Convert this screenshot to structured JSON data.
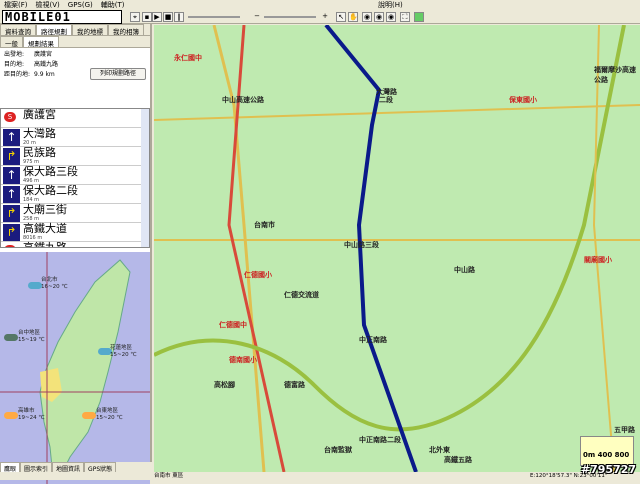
{
  "menu": {
    "file": "檔案(F)",
    "view": "檢視(V)",
    "gps": "GPS(G)",
    "tools": "輔助(T)",
    "help": "說明(H)"
  },
  "logo": "MOBILE01",
  "left": {
    "tabs": [
      "資料查詢",
      "路徑規劃",
      "我的地標",
      "我的相簿"
    ],
    "subtabs": [
      "一般",
      "規劃結果"
    ],
    "start_label": "出發地:",
    "start": "廣護宮",
    "dest_label": "目的地:",
    "dest": "高鐵九路",
    "dist_label": "距目的地:",
    "dist": "9.9 km",
    "print_btn": "列印規劃路徑",
    "steps": [
      {
        "name": "廣護宮",
        "dist": "",
        "type": "start"
      },
      {
        "name": "大灣路",
        "dist": "20 m",
        "type": "straight"
      },
      {
        "name": "民族路",
        "dist": "975 m",
        "type": "turn"
      },
      {
        "name": "保大路三段",
        "dist": "496 m",
        "type": "straight"
      },
      {
        "name": "保大路二段",
        "dist": "184 m",
        "type": "straight"
      },
      {
        "name": "大廟三街",
        "dist": "258 m",
        "type": "turn"
      },
      {
        "name": "高鐵大道",
        "dist": "8016 m",
        "type": "turn"
      },
      {
        "name": "高鐵九路",
        "dist": "",
        "type": "end"
      }
    ],
    "weather": [
      {
        "city": "台北市",
        "temp": "16~20 ℃"
      },
      {
        "city": "台中地區",
        "temp": "15~19 ℃"
      },
      {
        "city": "花蓮地區",
        "temp": "15~20 ℃"
      },
      {
        "city": "高雄市",
        "temp": "19~24 ℃"
      },
      {
        "city": "台東地區",
        "temp": "15~20 ℃"
      }
    ],
    "bottom_tabs": [
      "鷹眼",
      "圖示索引",
      "地圖資訊",
      "GPS狀態"
    ]
  },
  "map": {
    "labels": [
      "永仁國中",
      "中山高速公路",
      "大灣路",
      "保東國小",
      "中山路三段",
      "仁德國小",
      "仁德國中",
      "德南國小",
      "中正南路",
      "中山路",
      "福爾摩沙高速公路",
      "二段",
      "台南市",
      "高松腳",
      "德富路",
      "五甲路",
      "中正南路二段",
      "北外東",
      "台南監獄",
      "高鐵五路",
      "仁德交流道",
      "關廟國小"
    ],
    "scale": {
      "s0": "0m",
      "s1": "400",
      "s2": "800"
    }
  },
  "status": {
    "district": "台南市 東區",
    "coords": "E:120°18'57.3\"  N:23°00'11\""
  },
  "watermark": "#795727"
}
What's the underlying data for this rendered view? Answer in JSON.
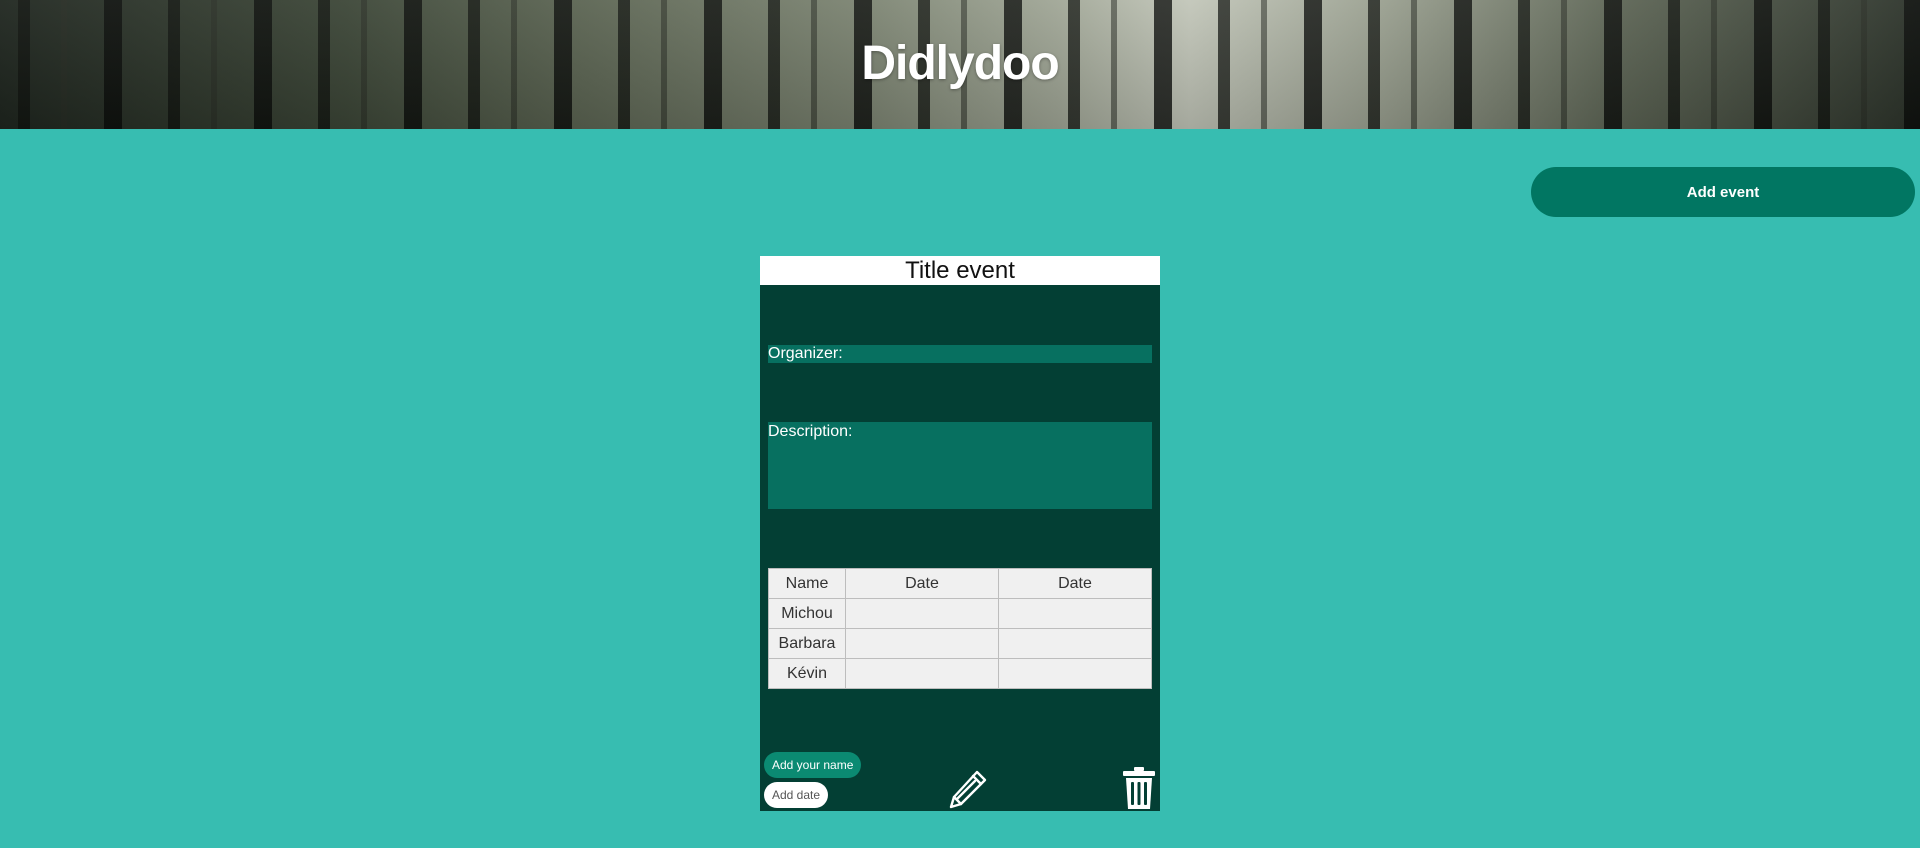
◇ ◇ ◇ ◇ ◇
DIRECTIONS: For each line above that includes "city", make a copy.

COMPLETED TASK:
        "city": "台北市",
        "city": "台中地區",
        "city": "花蓮地區",
        "city": "高雄市",
        "city": "台東地區",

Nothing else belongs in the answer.